-- PROBLEM TO SOLVE --
Please report how many lines in the data below contain "Monatsbeginn". Nothing besides the number should be written.

____ TASK DATA

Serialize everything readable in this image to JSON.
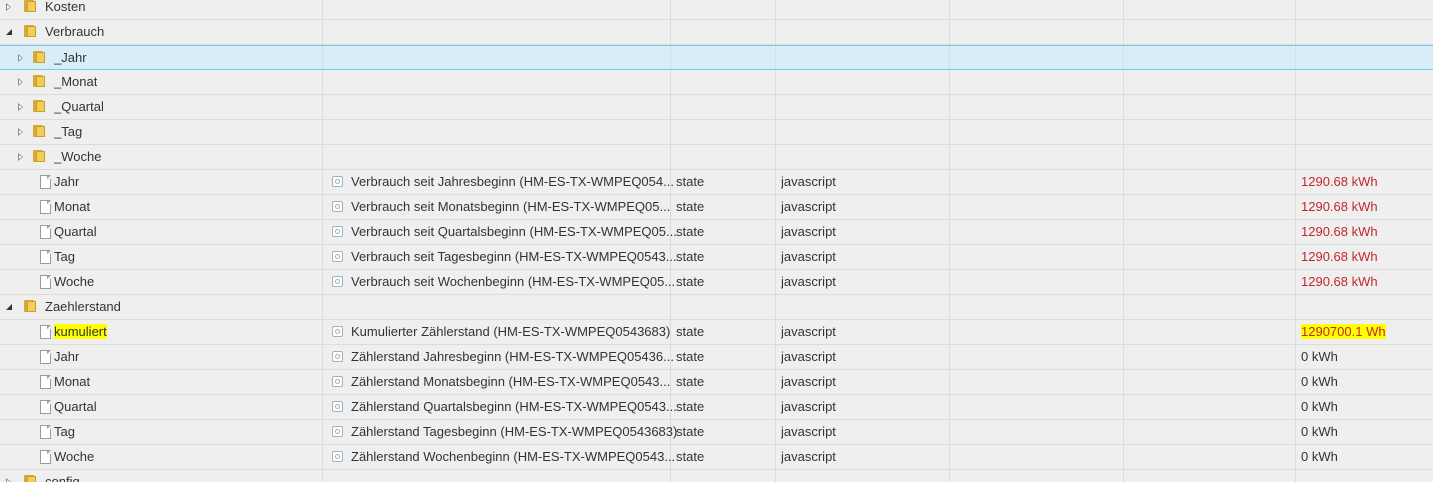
{
  "colors": {
    "background": "#efefef",
    "selected_row": "#d7eef8",
    "selected_border": "#7cc8e6",
    "value_red": "#c0282d",
    "highlight": "#ffff00",
    "folder": "#f1cf56"
  },
  "rows": [
    {
      "name": "Kosten",
      "kind": "folder",
      "expander": "closed",
      "indent": 0,
      "desc": "",
      "type": "",
      "role": "",
      "value": "",
      "value_color": "",
      "highlight_name": false,
      "highlight_value": false,
      "selected": false,
      "icon": "folder-icon"
    },
    {
      "name": "Verbrauch",
      "kind": "folder",
      "expander": "open",
      "indent": 0,
      "desc": "",
      "type": "",
      "role": "",
      "value": "",
      "value_color": "",
      "highlight_name": false,
      "highlight_value": false,
      "selected": false,
      "icon": "folder-open-icon"
    },
    {
      "name": "_Jahr",
      "kind": "folder",
      "expander": "closed",
      "indent": 1,
      "desc": "",
      "type": "",
      "role": "",
      "value": "",
      "value_color": "",
      "highlight_name": false,
      "highlight_value": false,
      "selected": true,
      "icon": "folder-icon"
    },
    {
      "name": "_Monat",
      "kind": "folder",
      "expander": "closed",
      "indent": 1,
      "desc": "",
      "type": "",
      "role": "",
      "value": "",
      "value_color": "",
      "highlight_name": false,
      "highlight_value": false,
      "selected": false,
      "icon": "folder-icon"
    },
    {
      "name": "_Quartal",
      "kind": "folder",
      "expander": "closed",
      "indent": 1,
      "desc": "",
      "type": "",
      "role": "",
      "value": "",
      "value_color": "",
      "highlight_name": false,
      "highlight_value": false,
      "selected": false,
      "icon": "folder-icon"
    },
    {
      "name": "_Tag",
      "kind": "folder",
      "expander": "closed",
      "indent": 1,
      "desc": "",
      "type": "",
      "role": "",
      "value": "",
      "value_color": "",
      "highlight_name": false,
      "highlight_value": false,
      "selected": false,
      "icon": "folder-icon"
    },
    {
      "name": "_Woche",
      "kind": "folder",
      "expander": "closed",
      "indent": 1,
      "desc": "",
      "type": "",
      "role": "",
      "value": "",
      "value_color": "",
      "highlight_name": false,
      "highlight_value": false,
      "selected": false,
      "icon": "folder-icon"
    },
    {
      "name": "Jahr",
      "kind": "state",
      "expander": "none",
      "indent": 1,
      "desc": "Verbrauch seit Jahresbeginn (HM-ES-TX-WMPEQ054...",
      "type": "state",
      "role": "javascript",
      "value": "1290.68 kWh",
      "value_color": "#c0282d",
      "highlight_name": false,
      "highlight_value": false,
      "selected": false,
      "icon": "document-icon"
    },
    {
      "name": "Monat",
      "kind": "state",
      "expander": "none",
      "indent": 1,
      "desc": "Verbrauch seit Monatsbeginn (HM-ES-TX-WMPEQ05...",
      "type": "state",
      "role": "javascript",
      "value": "1290.68 kWh",
      "value_color": "#c0282d",
      "highlight_name": false,
      "highlight_value": false,
      "selected": false,
      "icon": "document-icon"
    },
    {
      "name": "Quartal",
      "kind": "state",
      "expander": "none",
      "indent": 1,
      "desc": "Verbrauch seit Quartalsbeginn (HM-ES-TX-WMPEQ05...",
      "type": "state",
      "role": "javascript",
      "value": "1290.68 kWh",
      "value_color": "#c0282d",
      "highlight_name": false,
      "highlight_value": false,
      "selected": false,
      "icon": "document-icon"
    },
    {
      "name": "Tag",
      "kind": "state",
      "expander": "none",
      "indent": 1,
      "desc": "Verbrauch seit Tagesbeginn (HM-ES-TX-WMPEQ0543...",
      "type": "state",
      "role": "javascript",
      "value": "1290.68 kWh",
      "value_color": "#c0282d",
      "highlight_name": false,
      "highlight_value": false,
      "selected": false,
      "icon": "document-icon"
    },
    {
      "name": "Woche",
      "kind": "state",
      "expander": "none",
      "indent": 1,
      "desc": "Verbrauch seit Wochenbeginn (HM-ES-TX-WMPEQ05...",
      "type": "state",
      "role": "javascript",
      "value": "1290.68 kWh",
      "value_color": "#c0282d",
      "highlight_name": false,
      "highlight_value": false,
      "selected": false,
      "icon": "document-icon"
    },
    {
      "name": "Zaehlerstand",
      "kind": "folder",
      "expander": "open",
      "indent": 0,
      "desc": "",
      "type": "",
      "role": "",
      "value": "",
      "value_color": "",
      "highlight_name": false,
      "highlight_value": false,
      "selected": false,
      "icon": "folder-open-icon"
    },
    {
      "name": "kumuliert",
      "kind": "state",
      "expander": "none",
      "indent": 1,
      "desc": "Kumulierter Zählerstand (HM-ES-TX-WMPEQ0543683)",
      "type": "state",
      "role": "javascript",
      "value": "1290700.1 Wh",
      "value_color": "#c0282d",
      "highlight_name": true,
      "highlight_value": true,
      "selected": false,
      "icon": "document-icon"
    },
    {
      "name": "Jahr",
      "kind": "state",
      "expander": "none",
      "indent": 1,
      "desc": "Zählerstand Jahresbeginn (HM-ES-TX-WMPEQ05436...",
      "type": "state",
      "role": "javascript",
      "value": "0 kWh",
      "value_color": "#333333",
      "highlight_name": false,
      "highlight_value": false,
      "selected": false,
      "icon": "document-icon"
    },
    {
      "name": "Monat",
      "kind": "state",
      "expander": "none",
      "indent": 1,
      "desc": "Zählerstand Monatsbeginn (HM-ES-TX-WMPEQ0543...",
      "type": "state",
      "role": "javascript",
      "value": "0 kWh",
      "value_color": "#333333",
      "highlight_name": false,
      "highlight_value": false,
      "selected": false,
      "icon": "document-icon"
    },
    {
      "name": "Quartal",
      "kind": "state",
      "expander": "none",
      "indent": 1,
      "desc": "Zählerstand Quartalsbeginn (HM-ES-TX-WMPEQ0543...",
      "type": "state",
      "role": "javascript",
      "value": "0 kWh",
      "value_color": "#333333",
      "highlight_name": false,
      "highlight_value": false,
      "selected": false,
      "icon": "document-icon"
    },
    {
      "name": "Tag",
      "kind": "state",
      "expander": "none",
      "indent": 1,
      "desc": "Zählerstand Tagesbeginn (HM-ES-TX-WMPEQ0543683)",
      "type": "state",
      "role": "javascript",
      "value": "0 kWh",
      "value_color": "#333333",
      "highlight_name": false,
      "highlight_value": false,
      "selected": false,
      "icon": "document-icon"
    },
    {
      "name": "Woche",
      "kind": "state",
      "expander": "none",
      "indent": 1,
      "desc": "Zählerstand Wochenbeginn (HM-ES-TX-WMPEQ0543...",
      "type": "state",
      "role": "javascript",
      "value": "0 kWh",
      "value_color": "#333333",
      "highlight_name": false,
      "highlight_value": false,
      "selected": false,
      "icon": "document-icon"
    },
    {
      "name": "config",
      "kind": "folder",
      "expander": "closed",
      "indent": 0,
      "desc": "",
      "type": "",
      "role": "",
      "value": "",
      "value_color": "",
      "highlight_name": false,
      "highlight_value": false,
      "selected": false,
      "icon": "folder-icon"
    }
  ]
}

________

-- WRITTEN SOLUTION --
2